A finding aid is a tool that helps researchers browse a collection of archival materials. Finding aids help put records in context and allow a researcher to determine whether or not the collection will be useful to their research before making an appointment. Finding aids also help special collections staff to have intellectual control over materials. Intellectual control means that there is a roadmap for people to follow that describes what records are in which boxes, folders, and file directories. Without a finding aid, it is impossible to make sense of an archival collection.
All finding aids are created by archivists. At NYU Libraries, we follow standards created by the Society of American Archivists to arrange and describe archival materials and ultimately create a finding aid. For more information, please take a look at the Archival Collections Management LibGuide.
The Descriptive Summary provides the broadest overview of the collection. You can find the title and call number of the collection and a brief note about who created the materials in the collection. There's information about the archivist who processed the collection, when they processed it, and how the finding aid was created. You can also find information about the date range of the records, a brief abstract about the collection, how large the collection is (measured in linear feet and the number of boxes), and the language(s) included in the materials.
The Historical/Biographical Note puts the collection in context. It helps answer questions like
Sometimes, this page will include sources the archivist consulted to write this section, and you can consult them for your own research.
The Scope and Contents Note/Arrangement tab explains how the archivist organized and arranged the collection. It also tells you more about the types of materials you can find within each series. This can be helpful if you know you’re looking for a certain type of material instead of or in addition to particular content.

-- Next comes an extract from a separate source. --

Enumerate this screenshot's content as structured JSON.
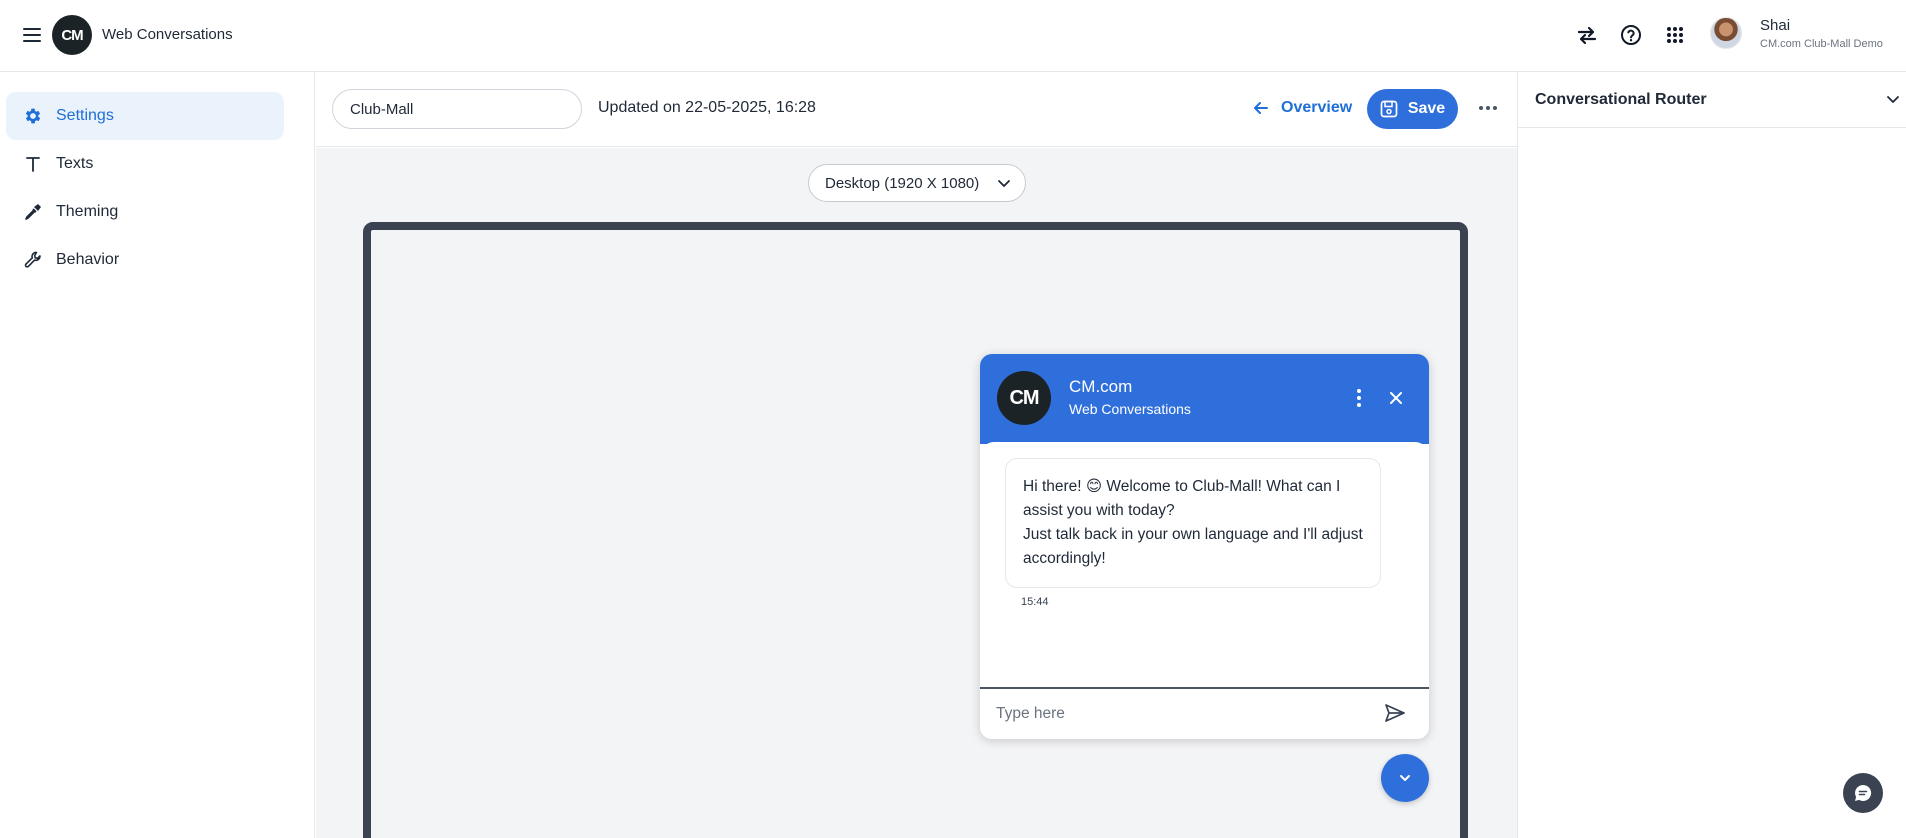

The Access Points tab lists some specific search terms the archivist thought represented the main themes of the collection. These are based on the Library of Congress Subject Headings, and you can use them as keywords in searches on both the archival search portal and the library catalog to find related materials.
The Administrative Information tab contains information about access restrictions, citation information, and use in publication. This tab also can include information about previous owners or caretakers for the collection in the Provenance section, other related collections in our repository, and material that may have been separated from the collection previously.
The Container List and the accompanying series will give you a list of the boxes and folders contained in this collection. Keep in mind that this is not a digitized version of the folder. Rather, it gives you a brief description of the contents of boxes and/or folders and the date the material was created to help you determine whether or not this is useful for your research. If you think it is, make sure to note down the boxes and folders so you can remember what you need to request later on.
Some collections do not have folder lists and only have an overview of each box. These collections may take University Archives Staff a little longer to review, so take that into consideration when you are getting ready to make an appointment.